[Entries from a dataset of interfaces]
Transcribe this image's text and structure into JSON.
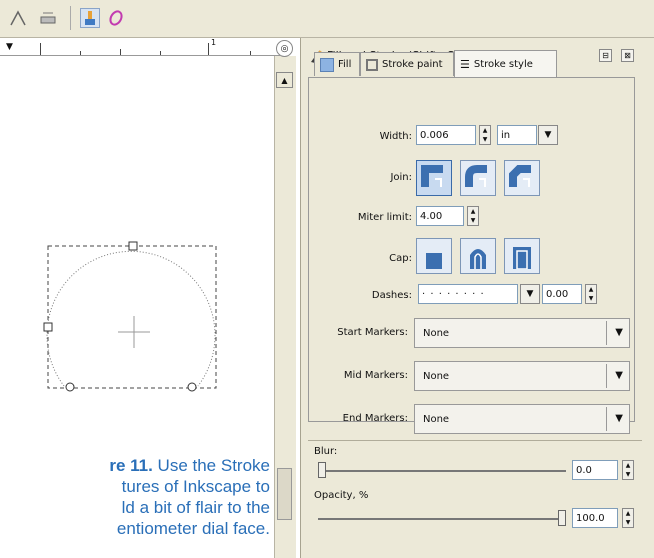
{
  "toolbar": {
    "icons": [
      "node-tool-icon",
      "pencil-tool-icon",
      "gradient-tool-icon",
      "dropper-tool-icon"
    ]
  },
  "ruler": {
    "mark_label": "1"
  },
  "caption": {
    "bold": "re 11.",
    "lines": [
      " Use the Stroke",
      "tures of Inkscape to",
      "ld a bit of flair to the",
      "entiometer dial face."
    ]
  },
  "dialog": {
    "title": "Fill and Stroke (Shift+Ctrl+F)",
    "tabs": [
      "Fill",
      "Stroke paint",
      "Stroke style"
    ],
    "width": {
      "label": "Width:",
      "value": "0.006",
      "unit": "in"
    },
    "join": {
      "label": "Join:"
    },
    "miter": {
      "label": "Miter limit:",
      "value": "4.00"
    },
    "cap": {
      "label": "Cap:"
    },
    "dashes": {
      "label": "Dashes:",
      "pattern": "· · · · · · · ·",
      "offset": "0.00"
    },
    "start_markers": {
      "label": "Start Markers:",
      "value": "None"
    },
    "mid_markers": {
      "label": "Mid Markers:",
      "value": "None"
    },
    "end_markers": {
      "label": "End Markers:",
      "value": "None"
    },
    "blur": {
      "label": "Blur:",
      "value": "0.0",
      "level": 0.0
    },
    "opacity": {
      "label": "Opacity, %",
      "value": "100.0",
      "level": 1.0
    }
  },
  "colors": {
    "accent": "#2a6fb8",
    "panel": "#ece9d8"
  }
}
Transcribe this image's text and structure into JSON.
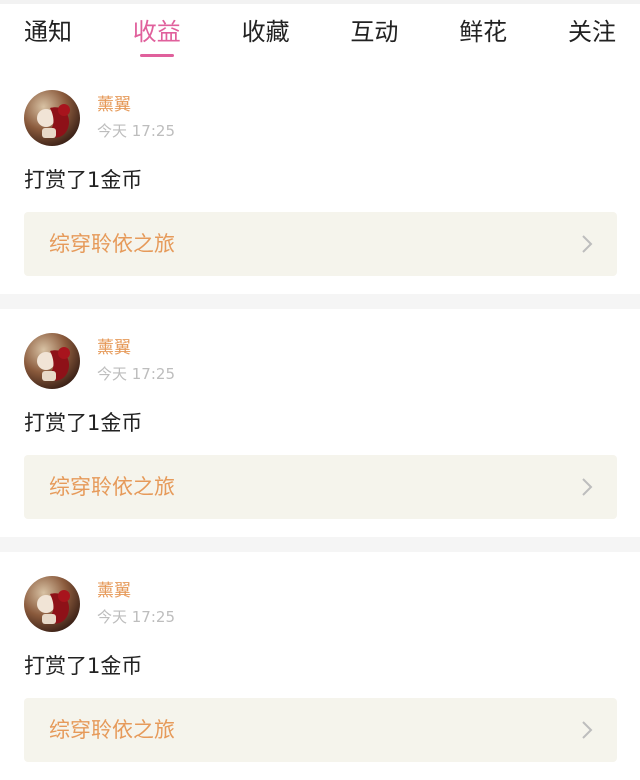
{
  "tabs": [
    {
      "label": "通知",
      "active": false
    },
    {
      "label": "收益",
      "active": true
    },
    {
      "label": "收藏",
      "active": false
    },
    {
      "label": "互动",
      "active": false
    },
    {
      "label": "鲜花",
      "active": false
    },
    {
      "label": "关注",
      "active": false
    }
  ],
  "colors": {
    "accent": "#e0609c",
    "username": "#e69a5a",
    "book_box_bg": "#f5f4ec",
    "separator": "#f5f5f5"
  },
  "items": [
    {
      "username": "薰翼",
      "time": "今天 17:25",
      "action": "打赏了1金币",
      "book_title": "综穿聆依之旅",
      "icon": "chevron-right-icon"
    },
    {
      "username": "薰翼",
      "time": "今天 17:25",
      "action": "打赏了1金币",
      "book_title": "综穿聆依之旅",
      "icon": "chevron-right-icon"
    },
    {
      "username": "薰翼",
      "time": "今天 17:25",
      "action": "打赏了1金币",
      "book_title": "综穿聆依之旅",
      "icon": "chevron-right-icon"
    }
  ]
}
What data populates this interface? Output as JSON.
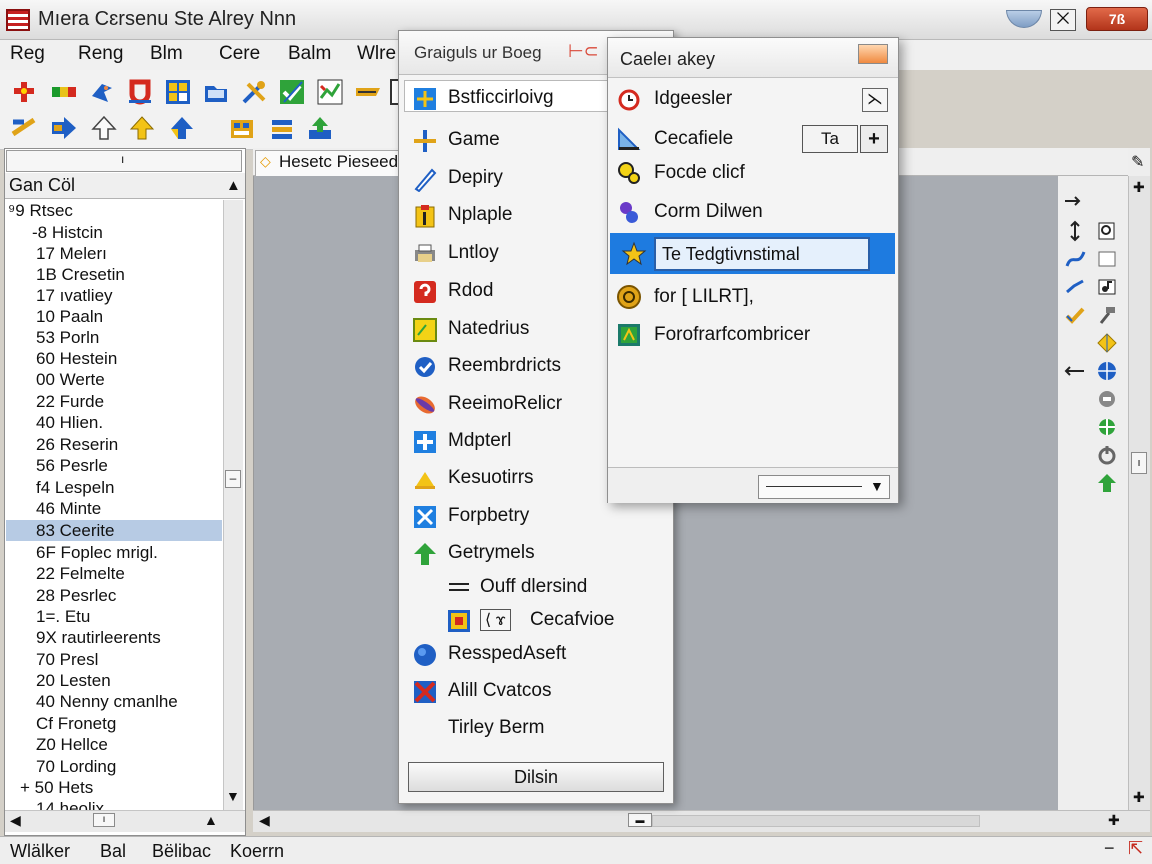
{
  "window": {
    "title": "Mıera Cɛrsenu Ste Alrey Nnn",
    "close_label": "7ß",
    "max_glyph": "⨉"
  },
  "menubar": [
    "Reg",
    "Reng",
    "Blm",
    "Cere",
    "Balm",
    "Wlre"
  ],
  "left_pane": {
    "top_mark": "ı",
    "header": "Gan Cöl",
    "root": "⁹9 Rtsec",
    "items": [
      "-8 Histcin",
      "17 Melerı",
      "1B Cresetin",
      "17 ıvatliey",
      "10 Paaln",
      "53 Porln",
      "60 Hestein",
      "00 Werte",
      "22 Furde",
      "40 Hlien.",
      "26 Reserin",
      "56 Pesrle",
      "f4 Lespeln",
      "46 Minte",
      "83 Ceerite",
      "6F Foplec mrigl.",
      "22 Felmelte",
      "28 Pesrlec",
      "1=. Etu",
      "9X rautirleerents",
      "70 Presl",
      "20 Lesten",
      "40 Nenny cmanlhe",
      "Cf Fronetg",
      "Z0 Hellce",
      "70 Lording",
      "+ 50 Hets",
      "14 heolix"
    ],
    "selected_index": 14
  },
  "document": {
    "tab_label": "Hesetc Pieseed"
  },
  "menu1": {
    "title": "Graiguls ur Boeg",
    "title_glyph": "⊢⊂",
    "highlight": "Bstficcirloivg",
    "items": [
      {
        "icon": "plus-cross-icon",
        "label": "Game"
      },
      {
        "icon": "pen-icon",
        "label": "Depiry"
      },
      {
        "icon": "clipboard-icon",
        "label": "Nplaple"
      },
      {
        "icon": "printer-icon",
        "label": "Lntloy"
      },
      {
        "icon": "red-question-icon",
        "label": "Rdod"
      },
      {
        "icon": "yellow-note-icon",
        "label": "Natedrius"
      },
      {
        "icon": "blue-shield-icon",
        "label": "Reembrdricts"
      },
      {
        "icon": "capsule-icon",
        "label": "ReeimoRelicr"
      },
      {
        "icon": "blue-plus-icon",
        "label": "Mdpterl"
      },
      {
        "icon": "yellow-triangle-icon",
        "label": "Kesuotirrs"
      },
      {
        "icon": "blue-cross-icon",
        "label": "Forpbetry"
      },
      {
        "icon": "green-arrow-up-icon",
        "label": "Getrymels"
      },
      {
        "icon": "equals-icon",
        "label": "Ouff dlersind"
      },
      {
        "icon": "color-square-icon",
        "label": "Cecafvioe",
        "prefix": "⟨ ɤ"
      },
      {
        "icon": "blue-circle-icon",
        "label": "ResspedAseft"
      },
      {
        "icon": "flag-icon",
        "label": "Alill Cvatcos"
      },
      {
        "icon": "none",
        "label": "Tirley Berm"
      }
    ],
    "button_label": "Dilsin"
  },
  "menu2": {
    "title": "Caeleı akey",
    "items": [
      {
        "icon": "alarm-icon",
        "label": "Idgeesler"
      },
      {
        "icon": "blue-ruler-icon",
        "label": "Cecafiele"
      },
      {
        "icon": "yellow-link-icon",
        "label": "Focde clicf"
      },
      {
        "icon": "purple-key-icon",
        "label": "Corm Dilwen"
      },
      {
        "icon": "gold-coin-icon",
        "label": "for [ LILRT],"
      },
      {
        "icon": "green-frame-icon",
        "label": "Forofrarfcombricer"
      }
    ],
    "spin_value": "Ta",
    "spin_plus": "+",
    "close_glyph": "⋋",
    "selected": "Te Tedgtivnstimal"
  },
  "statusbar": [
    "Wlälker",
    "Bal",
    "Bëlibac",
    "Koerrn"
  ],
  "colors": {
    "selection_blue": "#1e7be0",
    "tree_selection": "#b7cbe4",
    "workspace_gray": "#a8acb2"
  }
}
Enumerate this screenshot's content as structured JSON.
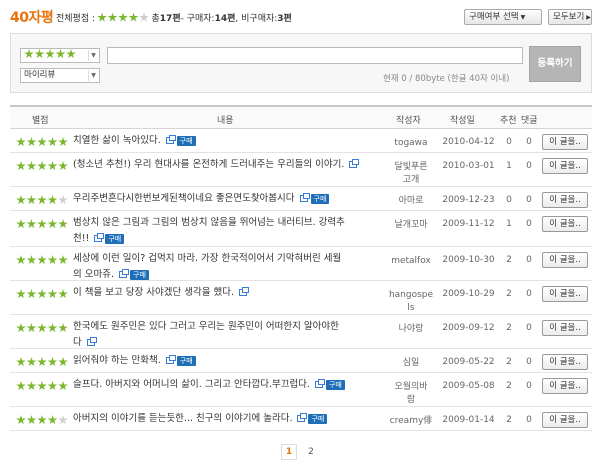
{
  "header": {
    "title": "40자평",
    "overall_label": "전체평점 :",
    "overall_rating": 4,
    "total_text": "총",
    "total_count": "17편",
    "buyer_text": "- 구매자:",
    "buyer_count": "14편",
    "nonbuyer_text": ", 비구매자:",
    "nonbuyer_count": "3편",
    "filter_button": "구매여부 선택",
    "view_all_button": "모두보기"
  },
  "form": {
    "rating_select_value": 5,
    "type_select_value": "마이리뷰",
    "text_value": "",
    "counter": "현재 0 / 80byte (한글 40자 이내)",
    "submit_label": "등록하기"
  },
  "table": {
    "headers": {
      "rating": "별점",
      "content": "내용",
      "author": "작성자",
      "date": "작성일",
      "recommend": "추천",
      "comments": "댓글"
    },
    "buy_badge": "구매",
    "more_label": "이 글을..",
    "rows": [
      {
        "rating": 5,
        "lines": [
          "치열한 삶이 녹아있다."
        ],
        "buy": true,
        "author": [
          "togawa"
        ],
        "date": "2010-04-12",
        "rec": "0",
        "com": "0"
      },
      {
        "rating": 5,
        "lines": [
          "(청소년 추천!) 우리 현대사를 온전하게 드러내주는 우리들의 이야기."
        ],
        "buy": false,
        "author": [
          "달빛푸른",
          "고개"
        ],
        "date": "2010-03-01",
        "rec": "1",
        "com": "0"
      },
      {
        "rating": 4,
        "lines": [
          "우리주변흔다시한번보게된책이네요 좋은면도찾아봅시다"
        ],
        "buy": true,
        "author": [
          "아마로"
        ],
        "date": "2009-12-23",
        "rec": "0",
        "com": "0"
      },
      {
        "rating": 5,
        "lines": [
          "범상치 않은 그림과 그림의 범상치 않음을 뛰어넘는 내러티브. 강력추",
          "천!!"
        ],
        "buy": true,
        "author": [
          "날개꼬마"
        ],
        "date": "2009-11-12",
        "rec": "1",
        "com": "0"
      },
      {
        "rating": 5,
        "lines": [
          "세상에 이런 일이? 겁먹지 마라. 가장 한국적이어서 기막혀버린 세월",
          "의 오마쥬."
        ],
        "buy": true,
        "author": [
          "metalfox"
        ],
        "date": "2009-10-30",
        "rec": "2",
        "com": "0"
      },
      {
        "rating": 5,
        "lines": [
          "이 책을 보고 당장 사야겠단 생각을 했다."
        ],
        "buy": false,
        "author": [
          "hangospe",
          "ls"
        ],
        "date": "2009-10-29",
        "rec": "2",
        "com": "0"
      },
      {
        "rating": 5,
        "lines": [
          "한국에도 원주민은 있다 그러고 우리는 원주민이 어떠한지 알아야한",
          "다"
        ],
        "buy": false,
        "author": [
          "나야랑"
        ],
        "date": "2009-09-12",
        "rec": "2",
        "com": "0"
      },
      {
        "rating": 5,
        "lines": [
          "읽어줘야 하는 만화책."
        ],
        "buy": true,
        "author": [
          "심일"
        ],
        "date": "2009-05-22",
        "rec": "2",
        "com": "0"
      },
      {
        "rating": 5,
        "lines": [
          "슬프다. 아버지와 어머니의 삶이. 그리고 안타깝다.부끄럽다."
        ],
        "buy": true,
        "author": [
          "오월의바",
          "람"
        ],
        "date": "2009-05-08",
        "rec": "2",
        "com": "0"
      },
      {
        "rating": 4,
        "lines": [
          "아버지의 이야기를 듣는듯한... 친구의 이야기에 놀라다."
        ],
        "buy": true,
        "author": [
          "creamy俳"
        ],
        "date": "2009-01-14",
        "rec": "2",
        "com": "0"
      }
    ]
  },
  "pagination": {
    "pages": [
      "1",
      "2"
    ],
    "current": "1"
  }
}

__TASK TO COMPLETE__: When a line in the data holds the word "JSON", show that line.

__EXERCISE RESULT__:
Transcribe this image's text and structure into JSON.
Transcribe this image's text and structure into JSON.
What data populates this interface? Output as JSON.
Enumerate this screenshot's content as structured JSON.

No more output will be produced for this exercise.